------ Extracted records
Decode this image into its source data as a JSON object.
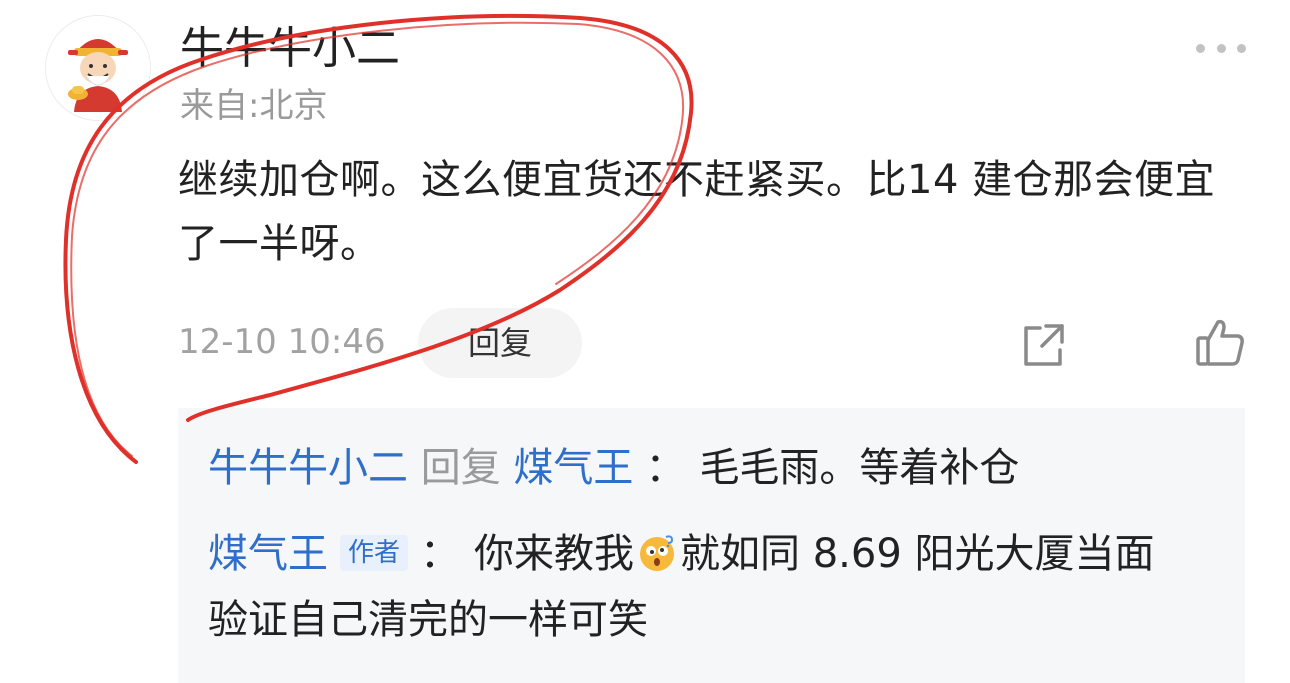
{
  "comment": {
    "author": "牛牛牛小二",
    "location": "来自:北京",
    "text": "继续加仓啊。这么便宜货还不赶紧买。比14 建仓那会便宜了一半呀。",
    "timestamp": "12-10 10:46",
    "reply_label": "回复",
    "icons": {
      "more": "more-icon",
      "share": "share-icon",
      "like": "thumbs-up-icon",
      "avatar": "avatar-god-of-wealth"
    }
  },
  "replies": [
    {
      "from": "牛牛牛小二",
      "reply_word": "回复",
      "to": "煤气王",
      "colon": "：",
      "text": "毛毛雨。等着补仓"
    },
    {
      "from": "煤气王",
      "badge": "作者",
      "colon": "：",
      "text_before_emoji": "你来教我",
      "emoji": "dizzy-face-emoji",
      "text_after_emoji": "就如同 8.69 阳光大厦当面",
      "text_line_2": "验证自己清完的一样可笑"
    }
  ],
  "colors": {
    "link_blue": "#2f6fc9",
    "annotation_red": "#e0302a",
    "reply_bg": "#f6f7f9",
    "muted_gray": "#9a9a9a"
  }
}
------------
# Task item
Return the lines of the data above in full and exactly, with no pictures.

# Exercise response
Decode this image into its source data as a JSON object.
{
  "comment": {
    "author": "牛牛牛小二",
    "location": "来自:北京",
    "text": "继续加仓啊。这么便宜货还不赶紧买。比14 建仓那会便宜了一半呀。",
    "timestamp": "12-10 10:46",
    "reply_label": "回复",
    "icons": {
      "more": "more-icon",
      "share": "share-icon",
      "like": "thumbs-up-icon",
      "avatar": "avatar-god-of-wealth"
    }
  },
  "replies": [
    {
      "from": "牛牛牛小二",
      "reply_word": "回复",
      "to": "煤气王",
      "colon": "：",
      "text": "毛毛雨。等着补仓"
    },
    {
      "from": "煤气王",
      "badge": "作者",
      "colon": "：",
      "text_before_emoji": "你来教我",
      "emoji": "dizzy-face-emoji",
      "text_after_emoji": "就如同 8.69 阳光大厦当面",
      "text_line_2": "验证自己清完的一样可笑"
    }
  ],
  "colors": {
    "link_blue": "#2f6fc9",
    "annotation_red": "#e0302a",
    "reply_bg": "#f6f7f9",
    "muted_gray": "#9a9a9a"
  }
}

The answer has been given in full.